## Exercise aim
Would you print all of the entries exactly, please, but without their pictures?

## Recorded information
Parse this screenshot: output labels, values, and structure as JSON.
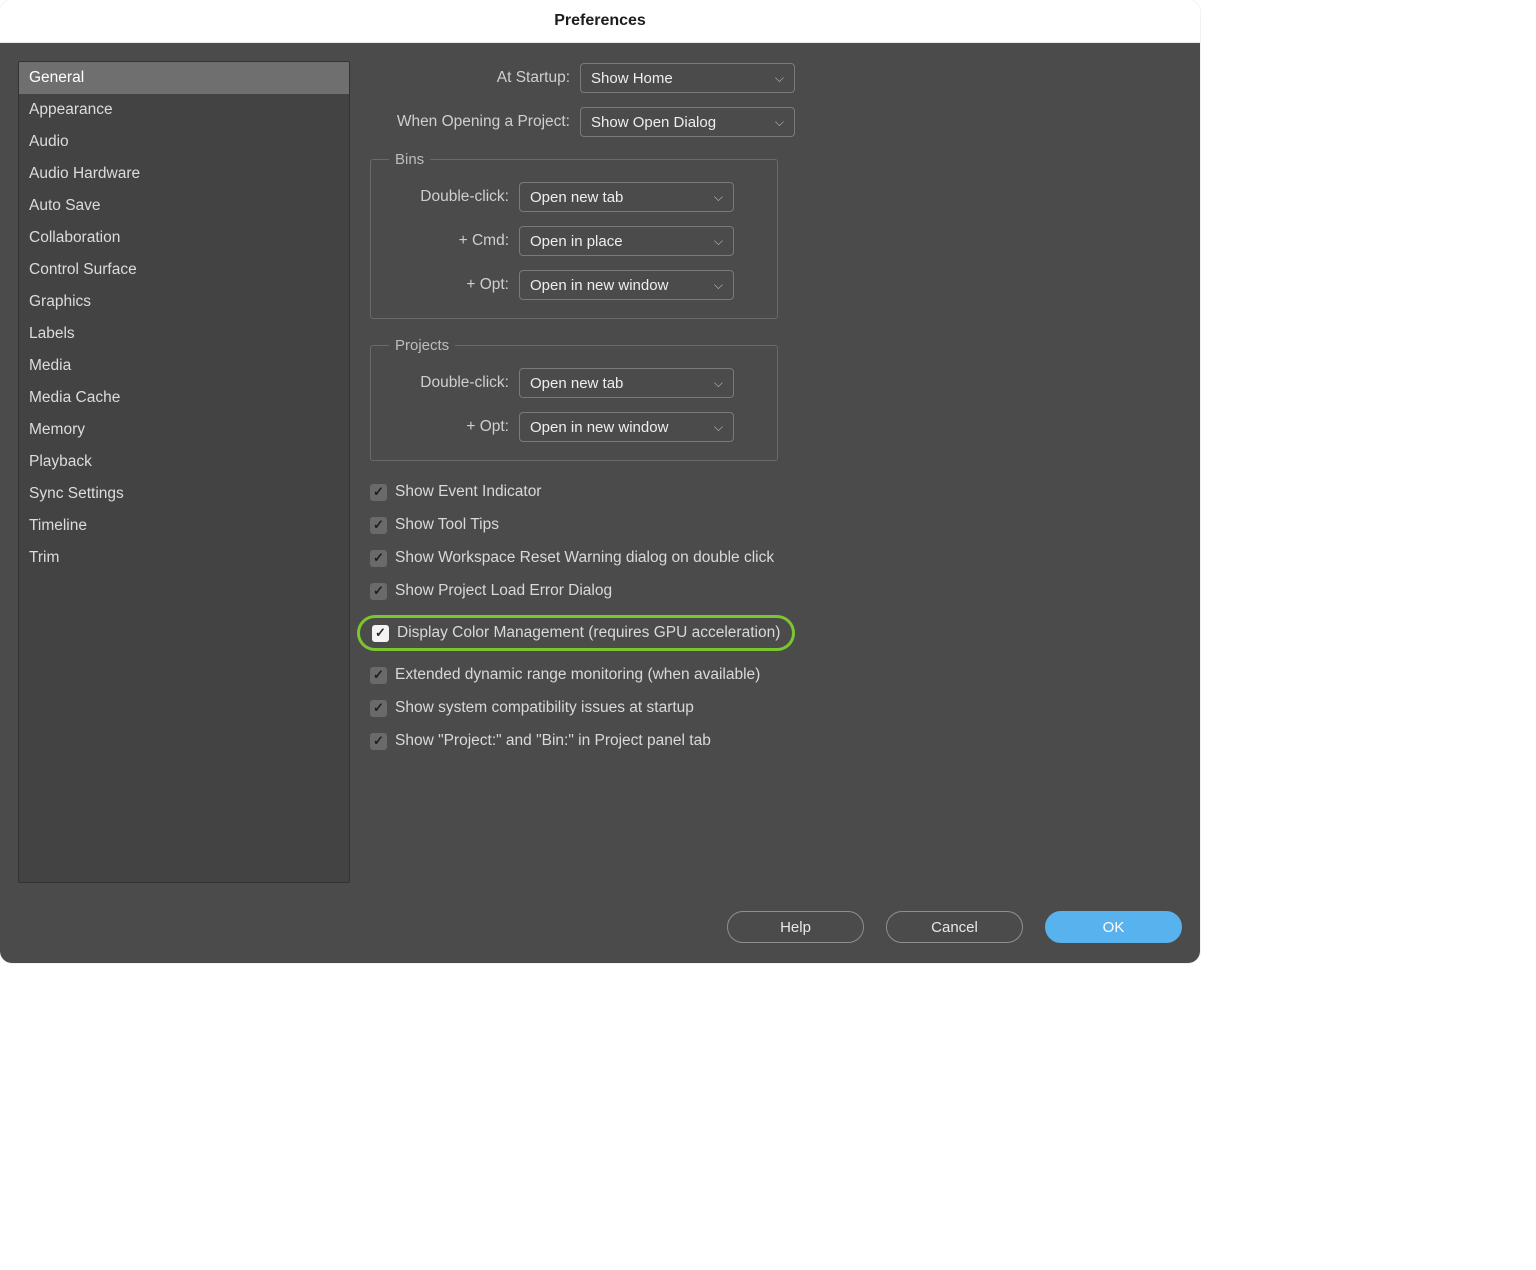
{
  "title": "Preferences",
  "sidebar": {
    "items": [
      "General",
      "Appearance",
      "Audio",
      "Audio Hardware",
      "Auto Save",
      "Collaboration",
      "Control Surface",
      "Graphics",
      "Labels",
      "Media",
      "Media Cache",
      "Memory",
      "Playback",
      "Sync Settings",
      "Timeline",
      "Trim"
    ],
    "selected_index": 0
  },
  "top": {
    "startup_label": "At Startup:",
    "startup_value": "Show Home",
    "open_label": "When Opening a Project:",
    "open_value": "Show Open Dialog"
  },
  "bins": {
    "legend": "Bins",
    "dbl_label": "Double-click:",
    "dbl_value": "Open new tab",
    "cmd_label": "+ Cmd:",
    "cmd_value": "Open in place",
    "opt_label": "+ Opt:",
    "opt_value": "Open in new window"
  },
  "projects": {
    "legend": "Projects",
    "dbl_label": "Double-click:",
    "dbl_value": "Open new tab",
    "opt_label": "+ Opt:",
    "opt_value": "Open in new window"
  },
  "checks": {
    "c0": "Show Event Indicator",
    "c1": "Show Tool Tips",
    "c2": "Show Workspace Reset Warning dialog on double click",
    "c3": "Show Project Load Error Dialog",
    "c4": "Display Color Management (requires GPU acceleration)",
    "c5": "Extended dynamic range monitoring (when available)",
    "c6": "Show system compatibility issues at startup",
    "c7": "Show \"Project:\" and \"Bin:\" in Project panel tab"
  },
  "footer": {
    "help": "Help",
    "cancel": "Cancel",
    "ok": "OK"
  }
}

## Exercise result
Parse this screenshot: output labels, values, and structure as JSON.
{
  "title": "Preferences",
  "sidebar": {
    "items": [
      "General",
      "Appearance",
      "Audio",
      "Audio Hardware",
      "Auto Save",
      "Collaboration",
      "Control Surface",
      "Graphics",
      "Labels",
      "Media",
      "Media Cache",
      "Memory",
      "Playback",
      "Sync Settings",
      "Timeline",
      "Trim"
    ],
    "selected_index": 0
  },
  "top": {
    "startup_label": "At Startup:",
    "startup_value": "Show Home",
    "open_label": "When Opening a Project:",
    "open_value": "Show Open Dialog"
  },
  "bins": {
    "legend": "Bins",
    "dbl_label": "Double-click:",
    "dbl_value": "Open new tab",
    "cmd_label": "+ Cmd:",
    "cmd_value": "Open in place",
    "opt_label": "+ Opt:",
    "opt_value": "Open in new window"
  },
  "projects": {
    "legend": "Projects",
    "dbl_label": "Double-click:",
    "dbl_value": "Open new tab",
    "opt_label": "+ Opt:",
    "opt_value": "Open in new window"
  },
  "checks": {
    "c0": "Show Event Indicator",
    "c1": "Show Tool Tips",
    "c2": "Show Workspace Reset Warning dialog on double click",
    "c3": "Show Project Load Error Dialog",
    "c4": "Display Color Management (requires GPU acceleration)",
    "c5": "Extended dynamic range monitoring (when available)",
    "c6": "Show system compatibility issues at startup",
    "c7": "Show \"Project:\" and \"Bin:\" in Project panel tab"
  },
  "footer": {
    "help": "Help",
    "cancel": "Cancel",
    "ok": "OK"
  }
}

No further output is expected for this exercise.